updating cart, please wait...
Zines

In The Hid Are Out, Noah D. writes about growing up in Dayton, Ohio in the '90s and discovering fellow Dayton natives The Breeders. Told through short personal stories, the zine is a heartfelt tribute to the band and an example of how music can change the course of a person's life.

24 pages, quarter-size.

[ continued ]

Last copy; on sale! Coming out of the ever-burnt out depths of festival culture, this is the fifth volume of everyone’s favorite field guide to the modern incarnations of the hippie. A wide array of breeds are described in detail, for easy identification: the Millenial Tie-Dye, the Crystal Children Cartel, the Adolescent Firetroll, the Free Range Saxophonist, and many more.

32 page, full-color, half-letter size...[ continued ]

Last copy! Hope That Clears Things Up is a series of strange and confrontational pitches to online glasses retailer Warby Parker. In the tradition of Joe Wenderoth's Letters to Wendy's, Jim Joyce (of Let it Sink zine) creates something strange, uncomfortable, and oddly hilarious.

36 pages, quarter-size.

[ continued ]

Last copy before it goes out of print! From one of the most amazing, bizarre, and low-budget cult television shows every made, Tyler Hauck chronicles some pretty sincere life lessons. Perhaps showing, in much the same way that Mystery Science Theater 3000 did, that "You don't have to just swallow media," but can use (even the best media) as a jumping off point into some form of greater understanding...[ continued ]

Ten zinesters talk about an album they love. From The Wipers to The Breeders, Elton John to Ol' Dirty Bastard. With great pieces from Billy McCall (Last Night at the Casino), Katie Haegele (The La-La Theory), and Ed Tillman (Manfiesto). My personal favorite: a delve into five forgotten '90s soundtracks.

I F#cking Love This Album is a quick, fun, and affordable read that has a charming made-on-a-word-processing-program-in-1994 aesthetic...[ continued ]

The issue that started off this amazing, hilarious, zine series. Before the well-played themes of later issues began, they traversed the cinematic spectrum of Road House to Showgirls, Sleepwalkers to The Pick-Up Artist, all in one issue. Well-written and able to appeal to just about everybody.

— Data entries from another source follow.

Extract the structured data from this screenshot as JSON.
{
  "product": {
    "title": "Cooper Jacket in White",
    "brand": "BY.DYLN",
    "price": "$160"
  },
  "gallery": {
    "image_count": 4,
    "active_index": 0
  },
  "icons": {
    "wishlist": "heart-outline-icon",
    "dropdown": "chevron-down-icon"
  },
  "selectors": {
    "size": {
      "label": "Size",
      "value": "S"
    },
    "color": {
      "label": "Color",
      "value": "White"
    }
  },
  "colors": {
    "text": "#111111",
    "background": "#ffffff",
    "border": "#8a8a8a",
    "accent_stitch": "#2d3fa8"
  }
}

52 pages, half-letter size.

[ continued ]

This hilarious issue deals with love, sex, and relationships in movies. From obsessive-amputation love to dorky-buddy-movie love, all kinds of love gets reviewed here. Some of the most fun you can have in zine form.

64 pages, half-letter size.

This time around, the I Love Bad Movies crew review movies that are meant for (or star) children, but should perhaps never be watched by children. With a powerhouse of amazing contributors (including two writers from The Daily Show!), this is a zine that can be enjoyed by people within and outside the zine community.

Great to lay on most any coffee table. 80 pages, half-letter size, color covers...[ continued ]

A fantastic new issue of I Love Bad Movies, the movie review zine that is as hilarious as it is well-written and insightful. This issue’s theme: “Early and Late Roles” or, “Before and After They Were Famous.” It’s kind of brilliant.

The highlight: a wonderful interview with Alex Winter (AKA: Bill S. Preston, Esq., of Bill & Ted’s Excellent Adventure!) about his role in Death Wish 3 and Charles Bronson's love of bananas...[ continued ]

The first issue of Ilse Content in years is a perfect, small treasure. In a series of prose poems about journeys, small joys, daily heartbreaks, and finding home, Alexis Wolf looks at the ways we connect and the moments we create.

28 page, quarter-size.

[ continued ]